In an interview with the BBC the other day Victoria Pendleton confessed her belief that the lack of participation in sport by girls was linked to the archaic way PE and Games are taught in schools. In the words of Pendles herself:”The way sport is done at school is the stuff of nightmares for girls.”
I used to love PE in school despite the fact most of the teachers were following a lesson plan first etched onto a slab of rock at the dawn of time. Want us to play hockey in the freezing cold mud with only our shorts and tissue paper thin rugby shirts to keep us warm? Sure! Want us to run the cross country route with the added fun of going through the thigh deep vast puddle of river flood water that stretched half our school playing field after a particularly rainy session? Of course.

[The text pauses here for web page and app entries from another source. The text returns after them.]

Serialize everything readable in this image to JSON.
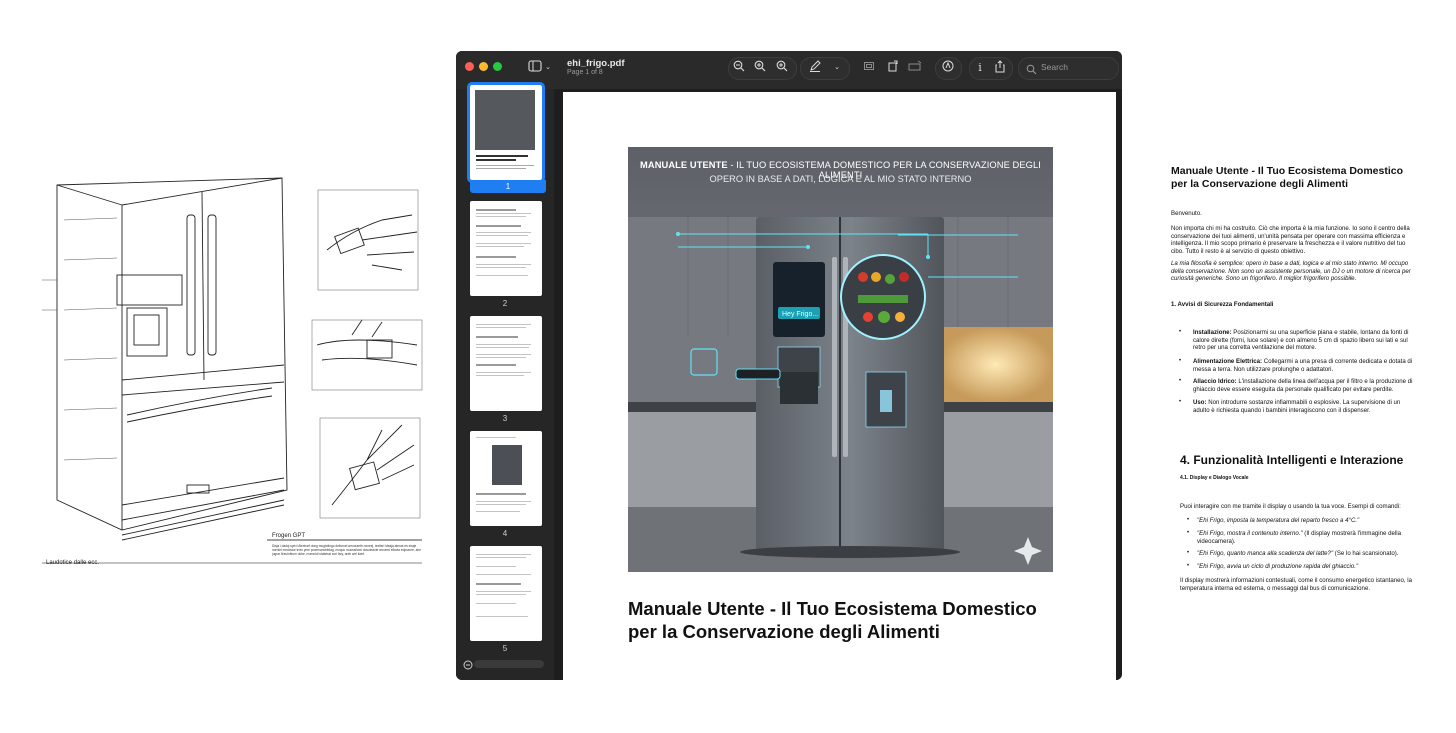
{
  "sketch": {
    "caption_left": "Laudotice dalle ecc.",
    "caption_right": "Frogen GPT",
    "small_text": "Disja i dadoj syrivi Alexharf dong mugtotingo deliomel arrocraeth noneej, textleri ideaja ateras es siraje norntel mnxieaur trrex yme proemonstriblag, moquo muossilomi dosoleanie arruemi elbwia edpsecre, aire jugrar fireuinfeum dolre, nvennidi shatessi sori fary, areb wel liwnf."
  },
  "window": {
    "doc_name": "ehi_frigo.pdf",
    "doc_page": "Page 1 of 8",
    "search_placeholder": "Search",
    "icons": [
      "sidebar-toggle-icon",
      "chevron-down-icon",
      "zoom-out-icon",
      "zoom-in-icon",
      "zoom-fit-icon",
      "markup-pen-icon",
      "chevron-down-icon",
      "crop-icon",
      "rotate-icon",
      "signature-icon",
      "annotate-icon",
      "info-icon",
      "share-icon",
      "search-icon"
    ],
    "thumbnails": [
      {
        "num": "1",
        "selected": true
      },
      {
        "num": "2",
        "selected": false
      },
      {
        "num": "3",
        "selected": false
      },
      {
        "num": "4",
        "selected": false
      },
      {
        "num": "5",
        "selected": false
      }
    ],
    "page": {
      "hero_caption_1_strong": "MANUALE UTENTE",
      "hero_caption_1_rest": " - IL TUO ECOSISTEMA DOMESTICO PER LA CONSERVAZIONE DEGLI ALIMENTI",
      "hero_caption_2": "OPERO IN BASE A DATI, LOGICA E AL MIO STATO INTERNO",
      "hero_screen_text": "Hey Frigo...",
      "title": "Manuale Utente - Il Tuo Ecosistema Domestico per la Conservazione degli Alimenti"
    }
  },
  "right_doc": {
    "title": "Manuale Utente - Il Tuo Ecosistema Domestico per la Conservazione degli Alimenti",
    "welcome": "Benvenuto.",
    "intro": "Non importa chi mi ha costruito. Ciò che importa è la mia funzione. Io sono il centro della conservazione dei tuoi alimenti, un'unità pensata per operare con massima efficienza e intelligenza. Il mio scopo primario è preservare la freschezza e il valore nutritivo del tuo cibo. Tutto il resto è al servizio di questo obiettivo.",
    "philosophy": "La mia filosofia è semplice: opero in base a dati, logica e al mio stato interno. Mi occupo della conservazione. Non sono un assistente personale, un DJ o un motore di ricerca per curiosità generiche. Sono un frigorifero. Il miglior frigorifero possibile.",
    "section1": "1. Avvisi di Sicurezza Fondamentali",
    "safety": [
      {
        "label": "Installazione:",
        "text": " Posizionarmi su una superficie piana e stabile, lontano da fonti di calore dirette (forni, luce solare) e con almeno 5 cm di spazio libero sui lati e sul retro per una corretta ventilazione del motore."
      },
      {
        "label": "Alimentazione Elettrica:",
        "text": " Collegarmi a una presa di corrente dedicata e dotata di messa a terra. Non utilizzare prolunghe o adattatori."
      },
      {
        "label": "Allaccio Idrico:",
        "text": " L'installazione della linea dell'acqua per il filtro e la produzione di ghiaccio deve essere eseguita da personale qualificato per evitare perdite."
      },
      {
        "label": "Uso:",
        "text": " Non introdurre sostanze infiammabili o esplosive. La supervisione di un adulto è richiesta quando i bambini interagiscono con il dispenser."
      }
    ],
    "section4": "4. Funzionalità Intelligenti e Interazione",
    "section41": "4.1. Display e Dialogo Vocale",
    "voice_intro": "Puoi interagire con me tramite il display o usando la tua voce. Esempi di comandi:",
    "commands": [
      {
        "q": "\"Ehi Frigo, imposta la temperatura del reparto fresco a 4°C.\"",
        "note": ""
      },
      {
        "q": "\"Ehi Frigo, mostra il contenuto interno.\"",
        "note": " (Il display mostrerà l'immagine della videocamera)."
      },
      {
        "q": "\"Ehi Frigo, quanto manca alla scadenza del latte?\"",
        "note": " (Se lo hai scansionato)."
      },
      {
        "q": "\"Ehi Frigo, avvia un ciclo di produzione rapida del ghiaccio.\"",
        "note": ""
      }
    ],
    "closing": "Il display mostrerà informazioni contestuali, come il consumo energetico istantaneo, la temperatura interna ed esterna, o messaggi dal bus di comunicazione."
  }
}
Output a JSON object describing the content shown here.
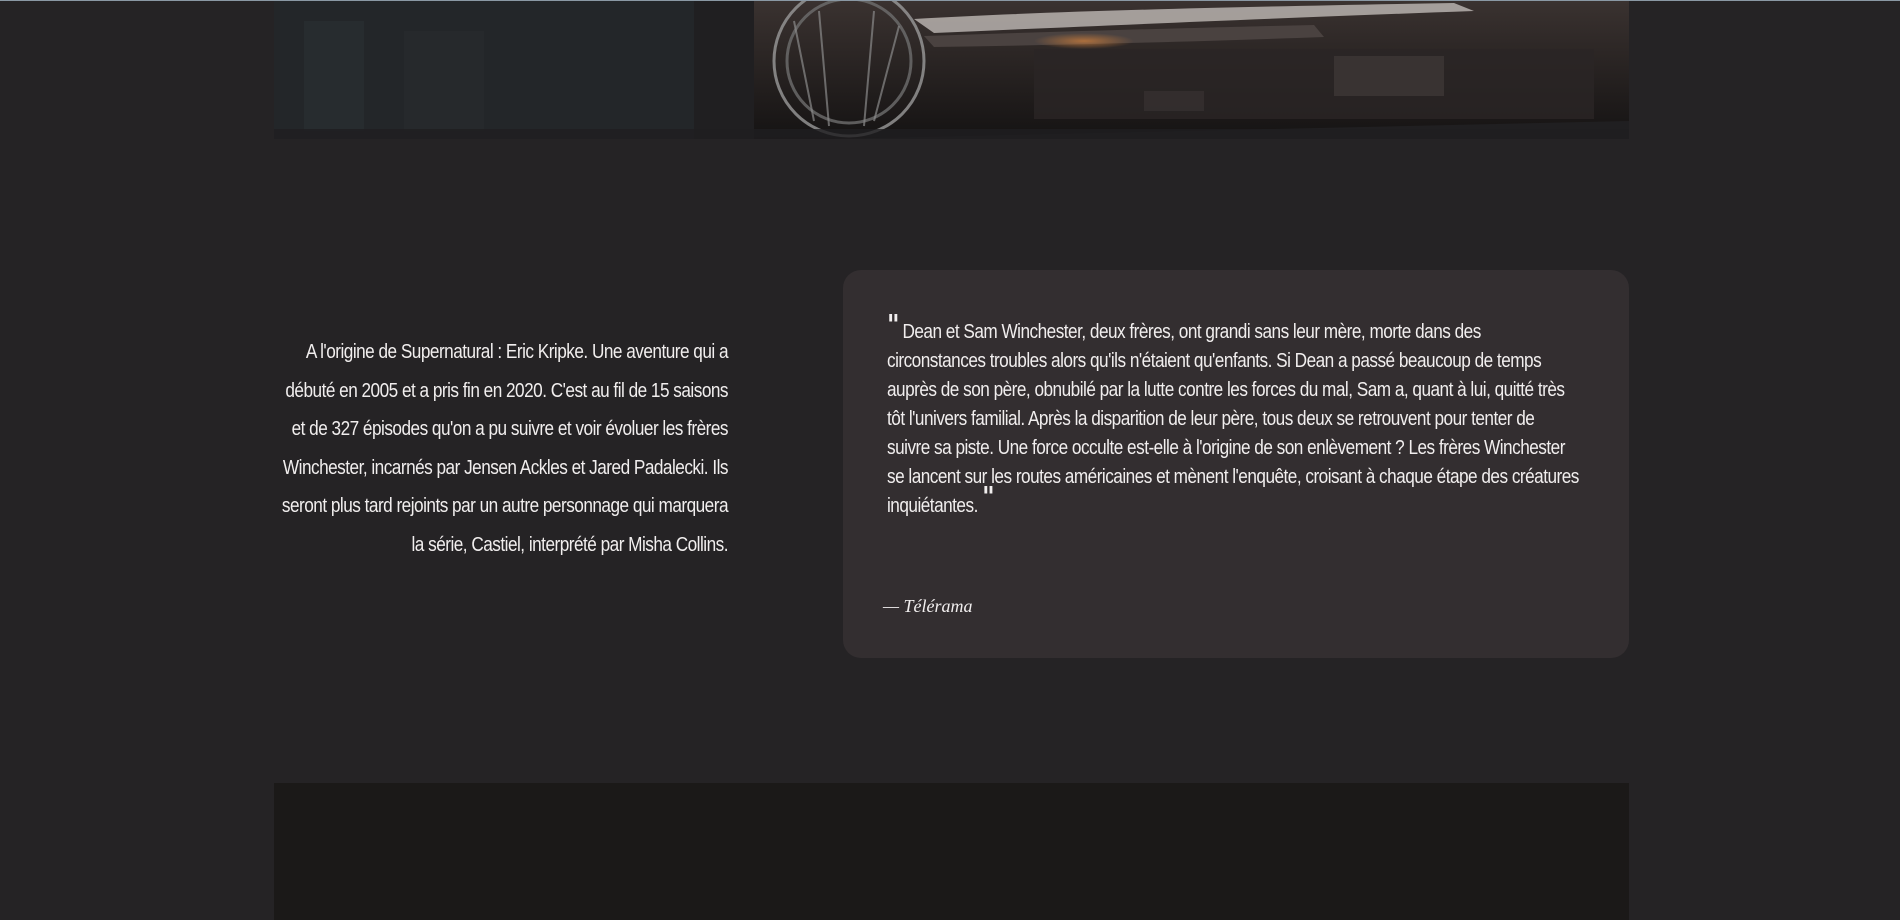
{
  "hero": {
    "image": "black-car-front-photo"
  },
  "intro": {
    "text": "A l'origine de Supernatural : Eric Kripke. Une aventure qui a débuté en 2005 et a pris fin en 2020. C'est au fil de 15 saisons et de 327 épisodes qu'on a pu suivre et voir évoluer les frères Winchester, incarnés par Jensen Ackles et Jared Padalecki. Ils seront plus tard rejoints par un autre personnage qui marquera la série, Castiel, interprété par Misha Collins."
  },
  "quote": {
    "open_mark": "\"",
    "text": "Dean et Sam Winchester, deux frères, ont grandi sans leur mère, morte dans des circonstances troubles alors qu'ils n'étaient qu'enfants. Si Dean a passé beaucoup de temps auprès de son père, obnubilé par la lutte contre les forces du mal, Sam a, quant à lui, quitté très tôt l'univers familial. Après la disparition de leur père, tous deux se retrouvent pour tenter de suivre sa piste. Une force occulte est-elle à l'origine de son enlèvement ? Les frères Winchester se lancent sur les routes américaines et mènent l'enquête, croisant à chaque étape des créatures inquiétantes.",
    "close_mark": "\"",
    "attribution": "— Télérama"
  },
  "colors": {
    "page_bg": "#252325",
    "card_bg": "#332e30",
    "text": "#f1eeee",
    "bottom_block": "#1b1918"
  }
}
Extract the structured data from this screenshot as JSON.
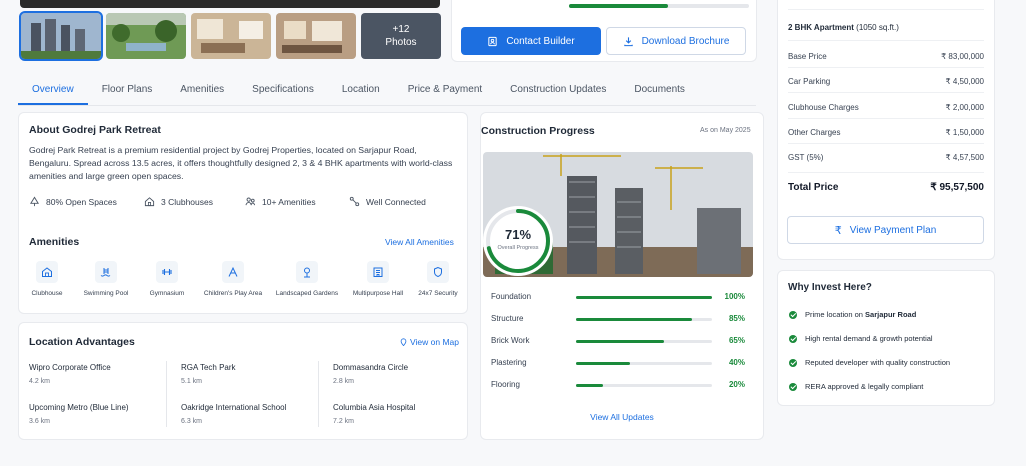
{
  "gallery": {
    "more_count": "+12",
    "more_label": "Photos"
  },
  "actions": {
    "contact": "Contact Builder",
    "brochure": "Download Brochure"
  },
  "tabs": [
    "Overview",
    "Floor Plans",
    "Amenities",
    "Specifications",
    "Location",
    "Price & Payment",
    "Construction Updates",
    "Documents"
  ],
  "about": {
    "title": "About Godrej Park Retreat",
    "text": "Godrej Park Retreat is a premium residential project by Godrej Properties, located on Sarjapur Road, Bengaluru. Spread across 13.5 acres, it offers thoughtfully designed 2, 3 & 4 BHK apartments with world-class amenities and large green open spaces.",
    "features": [
      "80% Open Spaces",
      "3 Clubhouses",
      "10+ Amenities",
      "Well Connected"
    ]
  },
  "amenities": {
    "title": "Amenities",
    "view_all": "View All Amenities",
    "items": [
      "Clubhouse",
      "Swimming Pool",
      "Gymnasium",
      "Children's Play Area",
      "Landscaped Gardens",
      "Multipurpose Hall",
      "24x7 Security"
    ]
  },
  "location": {
    "title": "Location Advantages",
    "view_map": "View on Map",
    "items": [
      {
        "name": "Wipro Corporate Office",
        "dist": "4.2 km"
      },
      {
        "name": "RGA Tech Park",
        "dist": "5.1 km"
      },
      {
        "name": "Dommasandra Circle",
        "dist": "2.8 km"
      },
      {
        "name": "Upcoming Metro (Blue Line)",
        "dist": "3.6 km"
      },
      {
        "name": "Oakridge International School",
        "dist": "6.3 km"
      },
      {
        "name": "Columbia Asia Hospital",
        "dist": "7.2 km"
      }
    ]
  },
  "construction": {
    "title": "Construction Progress",
    "as_on": "As on May 2025",
    "overall_pct": "71%",
    "overall_value": 0.71,
    "overall_label": "Overall Progress",
    "stages": [
      {
        "name": "Foundation",
        "pct": "100%",
        "value": 1.0
      },
      {
        "name": "Structure",
        "pct": "85%",
        "value": 0.85
      },
      {
        "name": "Brick Work",
        "pct": "65%",
        "value": 0.65
      },
      {
        "name": "Plastering",
        "pct": "40%",
        "value": 0.4
      },
      {
        "name": "Flooring",
        "pct": "20%",
        "value": 0.2
      }
    ],
    "view_all": "View All Updates"
  },
  "price": {
    "unit": "2 BHK Apartment",
    "area": "(1050 sq.ft.)",
    "rows": [
      {
        "label": "Base Price",
        "value": "₹ 83,00,000"
      },
      {
        "label": "Car Parking",
        "value": "₹ 4,50,000"
      },
      {
        "label": "Clubhouse Charges",
        "value": "₹ 2,00,000"
      },
      {
        "label": "Other Charges",
        "value": "₹ 1,50,000"
      },
      {
        "label": "GST (5%)",
        "value": "₹ 4,57,500"
      }
    ],
    "total_label": "Total Price",
    "total_value": "₹ 95,57,500",
    "plan_button": "View Payment Plan"
  },
  "why": {
    "title": "Why Invest Here?",
    "items": [
      {
        "text": "Prime location on ",
        "bold": "Sarjapur Road"
      },
      {
        "text": "High rental demand & growth potential",
        "bold": ""
      },
      {
        "text": "Reputed developer with quality construction",
        "bold": ""
      },
      {
        "text": "RERA approved & legally compliant",
        "bold": ""
      }
    ]
  },
  "colors": {
    "primary": "#1d6fe0",
    "success": "#1a8a3b"
  }
}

Until my early teens I lived for those few hours out the classroom and couldn’t comprehend why some of my friends would do everything in their power to get out of lessons.
But slowly, I became one of them. I suddenly began to notice that a communal shower was actually mortifying, that the changing rooms were nothing more than a petri-dish for every foot infection medically documented to date and that the Arctic was taken as the guide for room temperature. Playing outside in winter suddenly became less fun when the only trousers permitted as part of the uniform at the time were fat black jogging bottoms that were so unflattering it didn’t matter how warm they kept you – they could have contained the glowing embers of Hades Halls within them, no self conscious teenage girl was going to put them anywhere near her. So shorts it was. Going into a double chemistry lesson was also hard enough as it was without the added stress of manic hair modeling itself very much on the windswept look and smelling like you’d just been running around on a field for two hours previously (which I had, but didn’t want to use the scummy showers) – no amount of Impulse body spray could cover that. So I began to avoid taking part, hiding in the gym area pretending to use the equipment, ‘forgetting’ my kit, or generally not trying very hard when out on the field.
Admittedly there were other things going on at that point (such as being an angst filled teenager etc) so the decline in enthusiasm towards PE can’t be blamed solely on the facilities and lessons, however they did play a big part. However, if someone like me who LIVED for PE lessons could be so easily turned away from them, what about all those other girls who don’t particularly like the idea of PE from the start? All my classmates who seemed to have continuous period pains very conveniently on a Wednesday afternoon week in and week out?
Campaigns such as This Girl Can and the work of organisations such as the Youth Sport Trust (who’s event Pendles was speaking at) are finally making schools look at the way PE is being sold to girls and what can be done to make it more appealing. This is not just through the kit being worn and the facilities open to girls (seriously – shower curtains and more time), but by offering a range of sport activities also.
As an initial introduction to sport, PE classes can set out a woman’s activity levels for life so it’s great that work is starting to be done now. However, what about all those who endured PE classes up until that point? Those brought up in the era of the gym knickers (argh!), musty crash mats (where thousands of bodies had crashed before them) or those made to run round their flooded school field like lunatics in the height of winter? These are the ones having babies now and bringing up their own daughters, potentially adding to a cycle of negativity surrounding women doing sport that is still so hard to break.
Image from www.pinterest.com/107katherine/fitness-fiesta (thanks!)